**REQUIRED WORK**
Give all the records again, with no alterations.
::::::::
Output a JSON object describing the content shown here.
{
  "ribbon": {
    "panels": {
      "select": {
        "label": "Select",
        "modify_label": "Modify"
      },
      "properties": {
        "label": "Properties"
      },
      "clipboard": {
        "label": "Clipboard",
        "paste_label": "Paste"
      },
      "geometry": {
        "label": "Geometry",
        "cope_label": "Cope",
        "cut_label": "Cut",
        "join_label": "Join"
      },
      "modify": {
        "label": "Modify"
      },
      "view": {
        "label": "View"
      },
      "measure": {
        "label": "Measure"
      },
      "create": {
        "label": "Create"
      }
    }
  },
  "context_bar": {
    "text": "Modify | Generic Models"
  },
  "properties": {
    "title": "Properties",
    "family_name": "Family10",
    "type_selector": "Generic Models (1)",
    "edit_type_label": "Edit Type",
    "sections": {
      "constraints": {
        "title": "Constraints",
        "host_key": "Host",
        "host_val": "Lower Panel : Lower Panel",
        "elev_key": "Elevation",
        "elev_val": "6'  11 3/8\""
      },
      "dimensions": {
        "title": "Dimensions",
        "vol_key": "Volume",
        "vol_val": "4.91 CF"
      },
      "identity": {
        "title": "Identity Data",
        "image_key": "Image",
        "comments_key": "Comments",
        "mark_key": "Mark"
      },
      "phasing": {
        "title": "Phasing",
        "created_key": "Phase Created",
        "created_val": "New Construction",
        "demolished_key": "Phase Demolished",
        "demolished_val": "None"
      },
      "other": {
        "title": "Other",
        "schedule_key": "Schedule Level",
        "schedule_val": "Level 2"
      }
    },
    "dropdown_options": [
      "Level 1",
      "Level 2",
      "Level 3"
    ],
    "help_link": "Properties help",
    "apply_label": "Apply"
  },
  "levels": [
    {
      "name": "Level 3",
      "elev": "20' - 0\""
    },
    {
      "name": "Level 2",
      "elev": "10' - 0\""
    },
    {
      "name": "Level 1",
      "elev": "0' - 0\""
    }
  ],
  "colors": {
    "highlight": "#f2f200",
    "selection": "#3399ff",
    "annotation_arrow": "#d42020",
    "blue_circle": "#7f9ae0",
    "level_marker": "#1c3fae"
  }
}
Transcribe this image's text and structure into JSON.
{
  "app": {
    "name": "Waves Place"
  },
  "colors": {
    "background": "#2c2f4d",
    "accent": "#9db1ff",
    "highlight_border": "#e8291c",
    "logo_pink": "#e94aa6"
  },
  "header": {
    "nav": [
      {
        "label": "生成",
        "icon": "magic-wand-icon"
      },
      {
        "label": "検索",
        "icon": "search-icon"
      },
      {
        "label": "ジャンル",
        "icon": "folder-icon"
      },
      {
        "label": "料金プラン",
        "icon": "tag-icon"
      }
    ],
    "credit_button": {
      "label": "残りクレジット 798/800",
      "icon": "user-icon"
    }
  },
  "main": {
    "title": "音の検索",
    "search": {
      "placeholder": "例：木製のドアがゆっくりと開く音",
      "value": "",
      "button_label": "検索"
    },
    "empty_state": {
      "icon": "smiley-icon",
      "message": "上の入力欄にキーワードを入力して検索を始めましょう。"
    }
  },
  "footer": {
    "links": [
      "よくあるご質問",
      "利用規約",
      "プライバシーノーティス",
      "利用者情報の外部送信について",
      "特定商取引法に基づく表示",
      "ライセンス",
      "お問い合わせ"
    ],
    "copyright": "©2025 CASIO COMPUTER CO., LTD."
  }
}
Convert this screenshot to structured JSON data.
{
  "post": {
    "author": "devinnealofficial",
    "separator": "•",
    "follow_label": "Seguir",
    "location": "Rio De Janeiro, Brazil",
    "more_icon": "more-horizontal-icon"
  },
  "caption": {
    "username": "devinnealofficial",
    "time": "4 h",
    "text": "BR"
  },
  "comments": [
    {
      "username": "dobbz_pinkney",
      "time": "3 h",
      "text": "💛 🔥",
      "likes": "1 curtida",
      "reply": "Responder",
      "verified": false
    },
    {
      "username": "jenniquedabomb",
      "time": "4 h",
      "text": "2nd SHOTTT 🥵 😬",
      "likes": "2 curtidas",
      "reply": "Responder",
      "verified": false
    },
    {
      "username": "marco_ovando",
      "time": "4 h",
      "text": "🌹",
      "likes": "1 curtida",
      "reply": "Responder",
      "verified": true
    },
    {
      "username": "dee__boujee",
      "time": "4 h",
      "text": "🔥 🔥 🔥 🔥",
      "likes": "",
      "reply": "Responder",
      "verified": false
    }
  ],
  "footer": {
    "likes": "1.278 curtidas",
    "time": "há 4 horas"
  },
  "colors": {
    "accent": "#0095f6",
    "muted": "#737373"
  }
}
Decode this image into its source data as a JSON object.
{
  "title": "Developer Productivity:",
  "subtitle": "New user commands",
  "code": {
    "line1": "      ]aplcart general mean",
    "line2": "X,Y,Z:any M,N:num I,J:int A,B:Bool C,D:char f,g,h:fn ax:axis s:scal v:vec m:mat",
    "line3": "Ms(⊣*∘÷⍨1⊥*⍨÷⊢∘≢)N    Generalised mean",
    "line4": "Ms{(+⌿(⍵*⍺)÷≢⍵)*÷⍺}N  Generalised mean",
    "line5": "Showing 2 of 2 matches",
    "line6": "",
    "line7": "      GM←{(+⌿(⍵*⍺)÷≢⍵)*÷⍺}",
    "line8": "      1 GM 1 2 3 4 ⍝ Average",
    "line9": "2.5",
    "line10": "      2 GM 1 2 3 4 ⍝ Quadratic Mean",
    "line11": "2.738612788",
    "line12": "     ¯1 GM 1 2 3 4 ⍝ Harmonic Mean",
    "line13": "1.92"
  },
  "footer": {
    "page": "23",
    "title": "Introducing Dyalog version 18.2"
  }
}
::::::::
**RESPONSE TO THIS TASK**
Output a JSON object describing the content shown here.
{
  "ribbon": {
    "panels": {
      "select": {
        "label": "Select",
        "modify_label": "Modify"
      },
      "properties": {
        "label": "Properties"
      },
      "clipboard": {
        "label": "Clipboard",
        "paste_label": "Paste"
      },
      "geometry": {
        "label": "Geometry",
        "cope_label": "Cope",
        "cut_label": "Cut",
        "join_label": "Join"
      },
      "modify": {
        "label": "Modify"
      },
      "view": {
        "label": "View"
      },
      "measure": {
        "label": "Measure"
      },
      "create": {
        "label": "Create"
      }
    }
  },
  "context_bar": {
    "text": "Modify | Generic Models"
  },
  "properties": {
    "title": "Properties",
    "family_name": "Family10",
    "type_selector": "Generic Models (1)",
    "edit_type_label": "Edit Type",
    "sections": {
      "constraints": {
        "title": "Constraints",
        "host_key": "Host",
        "host_val": "Lower Panel : Lower Panel",
        "elev_key": "Elevation",
        "elev_val": "6'  11 3/8\""
      },
      "dimensions": {
        "title": "Dimensions",
        "vol_key": "Volume",
        "vol_val": "4.91 CF"
      },
      "identity": {
        "title": "Identity Data",
        "image_key": "Image",
        "comments_key": "Comments",
        "mark_key": "Mark"
      },
      "phasing": {
        "title": "Phasing",
        "created_key": "Phase Created",
        "created_val": "New Construction",
        "demolished_key": "Phase Demolished",
        "demolished_val": "None"
      },
      "other": {
        "title": "Other",
        "schedule_key": "Schedule Level",
        "schedule_val": "Level 2"
      }
    },
    "dropdown_options": [
      "Level 1",
      "Level 2",
      "Level 3"
    ],
    "help_link": "Properties help",
    "apply_label": "Apply"
  },
  "levels": [
    {
      "name": "Level 3",
      "elev": "20' - 0\""
    },
    {
      "name": "Level 2",
      "elev": "10' - 0\""
    },
    {
      "name": "Level 1",
      "elev": "0' - 0\""
    }
  ],
  "colors": {
    "highlight": "#f2f200",
    "selection": "#3399ff",
    "annotation_arrow": "#d42020",
    "blue_circle": "#7f9ae0",
    "level_marker": "#1c3fae"
  }
}
Transcribe this image's text and structure into JSON.
{
  "app": {
    "name": "Waves Place"
  },
  "colors": {
    "background": "#2c2f4d",
    "accent": "#9db1ff",
    "highlight_border": "#e8291c",
    "logo_pink": "#e94aa6"
  },
  "header": {
    "nav": [
      {
        "label": "生成",
        "icon": "magic-wand-icon"
      },
      {
        "label": "検索",
        "icon": "search-icon"
      },
      {
        "label": "ジャンル",
        "icon": "folder-icon"
      },
      {
        "label": "料金プラン",
        "icon": "tag-icon"
      }
    ],
    "credit_button": {
      "label": "残りクレジット 798/800",
      "icon": "user-icon"
    }
  },
  "main": {
    "title": "音の検索",
    "search": {
      "placeholder": "例：木製のドアがゆっくりと開く音",
      "value": "",
      "button_label": "検索"
    },
    "empty_state": {
      "icon": "smiley-icon",
      "message": "上の入力欄にキーワードを入力して検索を始めましょう。"
    }
  },
  "footer": {
    "links": [
      "よくあるご質問",
      "利用規約",
      "プライバシーノーティス",
      "利用者情報の外部送信について",
      "特定商取引法に基づく表示",
      "ライセンス",
      "お問い合わせ"
    ],
    "copyright": "©2025 CASIO COMPUTER CO., LTD."
  }
}
Convert this screenshot to structured JSON data.
{
  "post": {
    "author": "devinnealofficial",
    "separator": "•",
    "follow_label": "Seguir",
    "location": "Rio De Janeiro, Brazil",
    "more_icon": "more-horizontal-icon"
  },
  "caption": {
    "username": "devinnealofficial",
    "time": "4 h",
    "text": "BR"
  },
  "comments": [
    {
      "username": "dobbz_pinkney",
      "time": "3 h",
      "text": "💛 🔥",
      "likes": "1 curtida",
      "reply": "Responder",
      "verified": false
    },
    {
      "username": "jenniquedabomb",
      "time": "4 h",
      "text": "2nd SHOTTT 🥵 😬",
      "likes": "2 curtidas",
      "reply": "Responder",
      "verified": false
    },
    {
      "username": "marco_ovando",
      "time": "4 h",
      "text": "🌹",
      "likes": "1 curtida",
      "reply": "Responder",
      "verified": true
    },
    {
      "username": "dee__boujee",
      "time": "4 h",
      "text": "🔥 🔥 🔥 🔥",
      "likes": "",
      "reply": "Responder",
      "verified": false
    }
  ],
  "footer": {
    "likes": "1.278 curtidas",
    "time": "há 4 horas"
  },
  "colors": {
    "accent": "#0095f6",
    "muted": "#737373"
  }
}
Decode this image into its source data as a JSON object.
{
  "title": "Developer Productivity:",
  "subtitle": "New user commands",
  "code": {
    "line1": "      ]aplcart general mean",
    "line2": "X,Y,Z:any M,N:num I,J:int A,B:Bool C,D:char f,g,h:fn ax:axis s:scal v:vec m:mat",
    "line3": "Ms(⊣*∘÷⍨1⊥*⍨÷⊢∘≢)N    Generalised mean",
    "line4": "Ms{(+⌿(⍵*⍺)÷≢⍵)*÷⍺}N  Generalised mean",
    "line5": "Showing 2 of 2 matches",
    "line6": "",
    "line7": "      GM←{(+⌿(⍵*⍺)÷≢⍵)*÷⍺}",
    "line8": "      1 GM 1 2 3 4 ⍝ Average",
    "line9": "2.5",
    "line10": "      2 GM 1 2 3 4 ⍝ Quadratic Mean",
    "line11": "2.738612788",
    "line12": "     ¯1 GM 1 2 3 4 ⍝ Harmonic Mean",
    "line13": "1.92"
  },
  "footer": {
    "page": "23",
    "title": "Introducing Dyalog version 18.2"
  }
}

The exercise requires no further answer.